The vehicles are called “Transporters,” and the partnership will help to produce over 35,000 Mobileye-driven Transporters by 2028, the release stated.
Operations will begin commercially by 2023 in what the release stated is likely “the first large-scale deal for a self-driving system and signals that Mobileye Drive is ready for commercial deployment in solutions involving the autonomous movement of goods and people.”
As last-mile delivery is one of the more expensive aspects of distribution and accounts for around 53 percent of the overall cost of goods, Udelv’s Transporters aim to increase the accuracy of that type of distribution. They will look to help everything from “baked goods and auto parts to groceries and medical supplies,” according to the release.
The companies also hope the new service will address the shortage of drivers making it harder for companies to keep pace, the release stated. More consumers have been using eCommerce for their shopping needs, which could raise the volume of urban last-mile orders by 75 percent to 80 percent by 2030.
“Our deal with Udelv is significant for its size, scope and rapid deployment timeline, demonstrating our ability to deliver Mobileye Drive for commercial use now and in volume,” said Mobileye President and CEO Amnon Shashua in the release.
Udelv Co-Founder and CEO Daniel Laury said in the release that Mobileye is “the only company providing a full-stack self-driving system with commercial viability and scale today. The readiness of Mobileye Drive, along with its vast map coverage of North America, Europe and Asia, will allow us to ramp up the production and deployment of Udelv Transporters and rapidly offer the service at scale to our expanding list of customers.”
In January, Mobileye was working on updates for its autonomous vehicle products and planned to launch test fleets in Detroit, Tokyo, Paris and Shanghai.
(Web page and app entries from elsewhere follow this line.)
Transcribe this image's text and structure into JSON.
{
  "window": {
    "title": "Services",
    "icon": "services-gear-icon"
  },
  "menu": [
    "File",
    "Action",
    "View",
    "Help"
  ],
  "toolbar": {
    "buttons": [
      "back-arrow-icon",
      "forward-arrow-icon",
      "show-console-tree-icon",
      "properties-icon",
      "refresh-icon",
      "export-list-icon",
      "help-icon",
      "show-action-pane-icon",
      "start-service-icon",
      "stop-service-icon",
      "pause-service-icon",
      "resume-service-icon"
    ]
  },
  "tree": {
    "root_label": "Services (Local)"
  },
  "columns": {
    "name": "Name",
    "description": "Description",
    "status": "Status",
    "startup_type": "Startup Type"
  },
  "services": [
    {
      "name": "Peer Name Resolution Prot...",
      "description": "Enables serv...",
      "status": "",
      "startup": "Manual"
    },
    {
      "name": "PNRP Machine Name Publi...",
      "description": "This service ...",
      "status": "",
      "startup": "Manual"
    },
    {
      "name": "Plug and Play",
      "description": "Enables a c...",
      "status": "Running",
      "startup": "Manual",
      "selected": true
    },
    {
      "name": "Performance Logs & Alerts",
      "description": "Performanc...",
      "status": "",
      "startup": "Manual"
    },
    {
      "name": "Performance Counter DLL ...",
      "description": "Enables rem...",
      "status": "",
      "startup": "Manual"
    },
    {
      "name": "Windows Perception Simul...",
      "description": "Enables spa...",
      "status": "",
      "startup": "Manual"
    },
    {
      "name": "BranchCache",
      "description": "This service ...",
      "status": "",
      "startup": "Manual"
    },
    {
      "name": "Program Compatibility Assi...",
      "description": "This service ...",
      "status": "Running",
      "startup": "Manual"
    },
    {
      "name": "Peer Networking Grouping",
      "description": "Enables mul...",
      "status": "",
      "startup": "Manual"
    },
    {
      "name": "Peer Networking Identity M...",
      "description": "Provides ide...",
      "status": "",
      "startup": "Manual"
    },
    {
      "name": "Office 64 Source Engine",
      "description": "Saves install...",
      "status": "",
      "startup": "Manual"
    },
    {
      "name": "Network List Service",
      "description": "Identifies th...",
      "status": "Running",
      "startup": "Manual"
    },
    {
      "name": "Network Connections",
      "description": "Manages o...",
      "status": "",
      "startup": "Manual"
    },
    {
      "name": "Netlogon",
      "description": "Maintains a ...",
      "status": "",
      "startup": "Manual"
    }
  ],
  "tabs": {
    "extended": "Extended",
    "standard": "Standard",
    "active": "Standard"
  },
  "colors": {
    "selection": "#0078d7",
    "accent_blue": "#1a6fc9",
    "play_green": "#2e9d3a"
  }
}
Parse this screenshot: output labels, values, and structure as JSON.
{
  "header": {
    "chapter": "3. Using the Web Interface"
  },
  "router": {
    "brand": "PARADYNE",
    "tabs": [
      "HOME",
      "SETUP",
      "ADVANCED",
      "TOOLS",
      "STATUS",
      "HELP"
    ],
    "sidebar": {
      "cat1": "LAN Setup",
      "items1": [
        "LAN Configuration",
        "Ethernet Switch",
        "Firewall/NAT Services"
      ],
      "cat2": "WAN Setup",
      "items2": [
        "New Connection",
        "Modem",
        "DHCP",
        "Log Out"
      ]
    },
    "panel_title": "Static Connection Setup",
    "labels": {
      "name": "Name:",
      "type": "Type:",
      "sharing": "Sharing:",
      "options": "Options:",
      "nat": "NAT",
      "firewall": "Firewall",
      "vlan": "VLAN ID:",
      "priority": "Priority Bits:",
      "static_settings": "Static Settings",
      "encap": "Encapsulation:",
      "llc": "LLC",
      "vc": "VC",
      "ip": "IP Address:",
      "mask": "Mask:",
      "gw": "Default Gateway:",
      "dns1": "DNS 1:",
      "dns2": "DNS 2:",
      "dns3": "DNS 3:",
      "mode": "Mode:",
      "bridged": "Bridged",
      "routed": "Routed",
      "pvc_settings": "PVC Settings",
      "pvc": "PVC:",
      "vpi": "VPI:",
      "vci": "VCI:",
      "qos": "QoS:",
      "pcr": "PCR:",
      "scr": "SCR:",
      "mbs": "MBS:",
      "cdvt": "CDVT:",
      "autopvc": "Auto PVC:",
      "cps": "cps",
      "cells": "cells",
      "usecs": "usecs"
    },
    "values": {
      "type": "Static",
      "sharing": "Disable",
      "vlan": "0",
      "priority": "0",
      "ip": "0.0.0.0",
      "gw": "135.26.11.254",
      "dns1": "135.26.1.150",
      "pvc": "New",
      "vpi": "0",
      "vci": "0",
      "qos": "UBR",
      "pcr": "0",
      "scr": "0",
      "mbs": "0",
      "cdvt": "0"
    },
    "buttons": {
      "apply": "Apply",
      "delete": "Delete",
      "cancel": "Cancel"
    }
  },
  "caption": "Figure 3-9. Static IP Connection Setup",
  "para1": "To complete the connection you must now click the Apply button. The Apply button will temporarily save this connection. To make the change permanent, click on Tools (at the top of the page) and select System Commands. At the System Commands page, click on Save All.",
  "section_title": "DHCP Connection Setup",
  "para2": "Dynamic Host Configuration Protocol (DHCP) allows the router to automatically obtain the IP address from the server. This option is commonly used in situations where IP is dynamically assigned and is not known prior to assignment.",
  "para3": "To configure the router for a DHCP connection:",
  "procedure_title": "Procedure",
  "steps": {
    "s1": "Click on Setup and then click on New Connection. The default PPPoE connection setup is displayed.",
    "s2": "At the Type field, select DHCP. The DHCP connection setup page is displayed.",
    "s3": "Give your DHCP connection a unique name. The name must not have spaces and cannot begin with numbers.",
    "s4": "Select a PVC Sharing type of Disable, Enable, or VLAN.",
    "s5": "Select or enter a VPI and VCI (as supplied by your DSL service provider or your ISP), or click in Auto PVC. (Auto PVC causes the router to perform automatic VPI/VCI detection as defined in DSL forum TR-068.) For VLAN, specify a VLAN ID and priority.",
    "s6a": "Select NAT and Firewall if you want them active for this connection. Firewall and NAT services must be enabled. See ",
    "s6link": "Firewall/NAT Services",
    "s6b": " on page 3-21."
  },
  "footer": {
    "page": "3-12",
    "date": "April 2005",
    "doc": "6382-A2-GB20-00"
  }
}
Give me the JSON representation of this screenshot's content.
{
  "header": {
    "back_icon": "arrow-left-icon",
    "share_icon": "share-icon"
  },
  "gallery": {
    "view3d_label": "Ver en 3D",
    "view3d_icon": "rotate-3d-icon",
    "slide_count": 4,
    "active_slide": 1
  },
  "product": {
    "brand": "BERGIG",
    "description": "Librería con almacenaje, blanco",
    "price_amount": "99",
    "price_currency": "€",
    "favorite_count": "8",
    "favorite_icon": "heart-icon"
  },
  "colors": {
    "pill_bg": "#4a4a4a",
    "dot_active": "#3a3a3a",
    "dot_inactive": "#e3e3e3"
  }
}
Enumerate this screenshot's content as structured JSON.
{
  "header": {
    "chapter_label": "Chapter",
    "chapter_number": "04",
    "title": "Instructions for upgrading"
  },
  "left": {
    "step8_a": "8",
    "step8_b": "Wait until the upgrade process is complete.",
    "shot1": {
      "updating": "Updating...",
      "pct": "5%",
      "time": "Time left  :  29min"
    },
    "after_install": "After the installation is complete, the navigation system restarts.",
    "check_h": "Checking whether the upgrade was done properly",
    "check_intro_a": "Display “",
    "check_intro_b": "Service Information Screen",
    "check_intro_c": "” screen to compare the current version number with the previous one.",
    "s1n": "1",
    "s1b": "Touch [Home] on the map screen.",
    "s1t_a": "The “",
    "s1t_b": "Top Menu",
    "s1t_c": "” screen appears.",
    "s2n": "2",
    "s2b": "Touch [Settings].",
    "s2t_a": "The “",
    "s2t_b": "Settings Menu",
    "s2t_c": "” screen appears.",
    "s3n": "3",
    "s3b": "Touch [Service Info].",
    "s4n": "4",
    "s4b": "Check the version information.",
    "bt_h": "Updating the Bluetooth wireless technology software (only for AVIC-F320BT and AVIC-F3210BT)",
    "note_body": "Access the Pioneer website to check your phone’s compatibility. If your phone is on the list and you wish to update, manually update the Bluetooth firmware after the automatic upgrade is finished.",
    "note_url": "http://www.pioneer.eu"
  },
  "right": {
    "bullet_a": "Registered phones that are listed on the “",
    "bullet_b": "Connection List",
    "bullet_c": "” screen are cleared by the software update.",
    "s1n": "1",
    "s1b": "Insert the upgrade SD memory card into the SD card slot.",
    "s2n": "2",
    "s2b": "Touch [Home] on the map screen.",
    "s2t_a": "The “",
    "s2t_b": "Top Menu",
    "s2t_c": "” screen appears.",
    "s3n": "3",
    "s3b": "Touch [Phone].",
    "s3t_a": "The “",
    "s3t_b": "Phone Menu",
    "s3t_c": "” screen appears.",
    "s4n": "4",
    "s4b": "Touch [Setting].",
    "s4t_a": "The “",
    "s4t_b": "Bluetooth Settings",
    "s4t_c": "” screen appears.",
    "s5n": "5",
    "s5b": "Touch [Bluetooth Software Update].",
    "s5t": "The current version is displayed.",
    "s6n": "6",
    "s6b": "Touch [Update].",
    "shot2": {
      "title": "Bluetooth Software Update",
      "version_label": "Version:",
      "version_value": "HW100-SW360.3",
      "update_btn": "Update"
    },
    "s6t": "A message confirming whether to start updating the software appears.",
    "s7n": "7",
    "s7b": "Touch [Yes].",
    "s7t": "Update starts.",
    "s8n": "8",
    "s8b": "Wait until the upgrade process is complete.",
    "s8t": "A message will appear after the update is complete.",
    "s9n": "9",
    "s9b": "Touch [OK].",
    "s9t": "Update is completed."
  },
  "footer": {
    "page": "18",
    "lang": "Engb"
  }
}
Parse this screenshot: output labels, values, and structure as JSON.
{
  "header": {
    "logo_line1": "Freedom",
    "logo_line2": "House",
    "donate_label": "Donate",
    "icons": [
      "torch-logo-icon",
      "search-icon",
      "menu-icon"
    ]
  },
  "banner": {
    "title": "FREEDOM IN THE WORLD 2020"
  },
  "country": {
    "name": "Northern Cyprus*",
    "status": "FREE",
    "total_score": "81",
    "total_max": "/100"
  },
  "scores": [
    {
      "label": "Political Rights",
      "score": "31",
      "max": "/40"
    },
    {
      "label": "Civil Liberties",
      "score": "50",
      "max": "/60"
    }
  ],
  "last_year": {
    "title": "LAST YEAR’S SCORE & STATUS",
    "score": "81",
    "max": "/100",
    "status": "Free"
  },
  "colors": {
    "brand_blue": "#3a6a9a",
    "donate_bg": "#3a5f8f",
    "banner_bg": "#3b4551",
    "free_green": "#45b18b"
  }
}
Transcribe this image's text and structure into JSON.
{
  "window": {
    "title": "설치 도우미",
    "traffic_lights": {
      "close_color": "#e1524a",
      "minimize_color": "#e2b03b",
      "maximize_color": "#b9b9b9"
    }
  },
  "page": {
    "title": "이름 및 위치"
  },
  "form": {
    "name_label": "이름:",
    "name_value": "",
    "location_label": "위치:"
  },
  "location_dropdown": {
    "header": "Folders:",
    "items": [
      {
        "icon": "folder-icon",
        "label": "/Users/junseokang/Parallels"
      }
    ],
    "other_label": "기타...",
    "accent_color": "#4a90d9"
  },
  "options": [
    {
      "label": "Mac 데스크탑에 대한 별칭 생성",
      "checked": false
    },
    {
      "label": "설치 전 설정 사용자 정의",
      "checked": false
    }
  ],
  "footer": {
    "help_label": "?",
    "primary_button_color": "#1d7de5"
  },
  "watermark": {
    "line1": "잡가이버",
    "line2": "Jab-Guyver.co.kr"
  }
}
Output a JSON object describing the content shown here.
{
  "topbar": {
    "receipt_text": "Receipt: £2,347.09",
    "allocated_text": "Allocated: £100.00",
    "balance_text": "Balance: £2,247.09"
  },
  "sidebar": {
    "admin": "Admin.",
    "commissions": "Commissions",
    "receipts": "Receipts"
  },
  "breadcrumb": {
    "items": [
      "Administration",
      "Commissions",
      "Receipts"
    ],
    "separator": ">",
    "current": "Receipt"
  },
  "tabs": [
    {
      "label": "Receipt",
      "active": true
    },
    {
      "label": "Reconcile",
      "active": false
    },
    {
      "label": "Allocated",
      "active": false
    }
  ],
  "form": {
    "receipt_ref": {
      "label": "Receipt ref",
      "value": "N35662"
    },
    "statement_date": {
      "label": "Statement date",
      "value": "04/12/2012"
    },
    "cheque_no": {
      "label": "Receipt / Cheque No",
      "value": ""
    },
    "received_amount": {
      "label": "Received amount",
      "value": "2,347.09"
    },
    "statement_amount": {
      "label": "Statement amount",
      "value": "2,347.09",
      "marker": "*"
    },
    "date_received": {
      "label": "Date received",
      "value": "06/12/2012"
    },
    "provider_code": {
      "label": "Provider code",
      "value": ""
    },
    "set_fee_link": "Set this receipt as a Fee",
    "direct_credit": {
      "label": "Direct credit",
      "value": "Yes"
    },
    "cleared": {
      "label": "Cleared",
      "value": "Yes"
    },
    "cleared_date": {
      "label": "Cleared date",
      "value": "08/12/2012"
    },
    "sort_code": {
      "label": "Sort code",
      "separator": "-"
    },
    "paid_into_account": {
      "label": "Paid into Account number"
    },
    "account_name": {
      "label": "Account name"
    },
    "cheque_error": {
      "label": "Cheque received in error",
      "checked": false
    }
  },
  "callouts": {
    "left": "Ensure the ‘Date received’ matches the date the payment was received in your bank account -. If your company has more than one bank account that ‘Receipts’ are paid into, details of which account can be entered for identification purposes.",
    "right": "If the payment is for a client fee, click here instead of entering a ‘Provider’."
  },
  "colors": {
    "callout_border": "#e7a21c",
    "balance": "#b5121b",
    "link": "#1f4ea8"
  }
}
Those cities were chosen based on the number of customers that could be accessed along with the regulatory environments.
Selected by EFXA